IRRIGATORS in the Peel Valley have been given access to more water from the Chaffey Dam catchment, after the state government increased their allocation this month.
General security license holders along the Peel River - mostly irrigators - got their first water allocation in more than a year in January.
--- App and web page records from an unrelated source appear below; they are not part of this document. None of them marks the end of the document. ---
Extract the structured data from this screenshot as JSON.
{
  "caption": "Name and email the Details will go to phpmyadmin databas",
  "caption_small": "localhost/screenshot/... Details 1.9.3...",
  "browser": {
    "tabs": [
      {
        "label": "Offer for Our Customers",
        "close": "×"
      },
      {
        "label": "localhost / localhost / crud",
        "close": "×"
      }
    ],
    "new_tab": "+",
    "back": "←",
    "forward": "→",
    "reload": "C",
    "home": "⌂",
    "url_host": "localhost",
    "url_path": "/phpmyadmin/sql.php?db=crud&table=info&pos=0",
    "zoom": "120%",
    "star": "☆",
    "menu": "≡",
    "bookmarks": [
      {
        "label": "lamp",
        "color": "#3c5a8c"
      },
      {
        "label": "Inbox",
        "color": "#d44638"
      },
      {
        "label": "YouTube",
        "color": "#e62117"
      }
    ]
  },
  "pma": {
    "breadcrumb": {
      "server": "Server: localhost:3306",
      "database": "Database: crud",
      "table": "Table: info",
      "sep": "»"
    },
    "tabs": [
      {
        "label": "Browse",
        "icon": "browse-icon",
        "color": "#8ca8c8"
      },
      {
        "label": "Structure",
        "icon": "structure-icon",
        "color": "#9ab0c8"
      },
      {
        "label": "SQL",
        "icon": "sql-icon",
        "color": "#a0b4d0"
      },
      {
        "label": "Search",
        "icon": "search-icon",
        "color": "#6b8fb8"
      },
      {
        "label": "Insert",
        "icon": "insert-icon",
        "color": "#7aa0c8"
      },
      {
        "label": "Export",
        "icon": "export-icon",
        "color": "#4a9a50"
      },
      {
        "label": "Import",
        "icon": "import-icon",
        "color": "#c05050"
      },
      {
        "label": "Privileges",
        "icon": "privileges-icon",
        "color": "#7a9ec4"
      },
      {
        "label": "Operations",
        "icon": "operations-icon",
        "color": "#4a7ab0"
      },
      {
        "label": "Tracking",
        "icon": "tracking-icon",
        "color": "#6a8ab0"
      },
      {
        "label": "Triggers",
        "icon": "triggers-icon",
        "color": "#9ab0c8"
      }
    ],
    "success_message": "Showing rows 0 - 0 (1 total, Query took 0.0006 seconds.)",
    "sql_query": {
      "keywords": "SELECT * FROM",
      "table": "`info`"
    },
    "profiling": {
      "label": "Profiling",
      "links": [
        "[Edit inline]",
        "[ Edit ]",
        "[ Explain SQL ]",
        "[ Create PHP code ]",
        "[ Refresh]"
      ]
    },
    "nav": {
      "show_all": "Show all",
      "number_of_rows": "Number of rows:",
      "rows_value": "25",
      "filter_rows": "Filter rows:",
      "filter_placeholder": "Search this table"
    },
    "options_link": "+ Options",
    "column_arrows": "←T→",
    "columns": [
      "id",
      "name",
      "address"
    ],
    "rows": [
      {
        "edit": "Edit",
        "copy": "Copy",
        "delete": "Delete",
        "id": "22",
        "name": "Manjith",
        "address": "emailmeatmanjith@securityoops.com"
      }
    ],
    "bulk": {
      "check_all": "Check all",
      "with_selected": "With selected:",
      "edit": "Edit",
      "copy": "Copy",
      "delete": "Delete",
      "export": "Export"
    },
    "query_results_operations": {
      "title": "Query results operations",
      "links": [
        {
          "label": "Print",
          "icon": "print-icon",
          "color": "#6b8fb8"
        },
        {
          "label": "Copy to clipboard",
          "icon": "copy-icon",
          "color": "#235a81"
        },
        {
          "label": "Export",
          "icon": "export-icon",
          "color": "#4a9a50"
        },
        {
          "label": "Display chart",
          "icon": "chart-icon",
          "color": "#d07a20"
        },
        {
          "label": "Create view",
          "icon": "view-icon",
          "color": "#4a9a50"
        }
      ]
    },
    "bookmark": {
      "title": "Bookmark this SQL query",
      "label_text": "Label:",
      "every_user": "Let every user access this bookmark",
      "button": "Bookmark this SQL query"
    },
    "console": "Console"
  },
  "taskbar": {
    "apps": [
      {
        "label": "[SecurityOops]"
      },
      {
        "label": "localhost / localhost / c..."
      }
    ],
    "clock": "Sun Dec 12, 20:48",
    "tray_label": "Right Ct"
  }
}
Now, more of the precious resource has been set aside for farmers, in a statement released on Tuesday.
The valley's irrigators went from having zero river access for more than a year-and-a-half, to 16 per cent of their allocation in January, and now have climbed to 20 per cent of their allocation.
The NSW Department of Planning, Industry and Environment (DPIE) has started assessing how much water is floating around in the valley - in tributaries, Chaffey Dam, and the river - on a monthly basis, after a year of wet weather.
The most recent resource assessment by the DPIE takes into account how much rain was dumped on the catchment and how much water flowed into Chaffey Dam during the month of January.
In February's statement, the allocation was upped for irrigators, which forced the environmental allowance to increase, and also boosted the allocation for general security aquifers - or wells - to 60.8 per cent.
Tamworth's town water supply had already been shored up for the next 24 months, based on minimum predicted water flows.
The resource had also been secured for other priority needs - like stock and domestic - for the next two years.
When irrigators "order" water on demand from Chaffey Dam, it doesn't accurately reflect how much water the supply might be losing to general security holders, a DPIE spokesperson told the Leader last week.
The spokesperson said water that can come from the unregulated sources, like tributaries flowing downstream of the dam, was a "better outcome" than having to release it from Chaffey Dam.
The next statement is set to be handed down on March 9, though it could be earlier if there is a significant change in the weather before that date.
There is room for general security allocations to increase again if the wet weather continues to boost Chaffey Dam and keeps water in the catchment flowing.
The allocation statement for the Namoi Valley this month confirms "critical requirements" for Manilla and Barraba are secure for the next 24 months - and beyond - based on the water expected to flow into Split Rock Dam.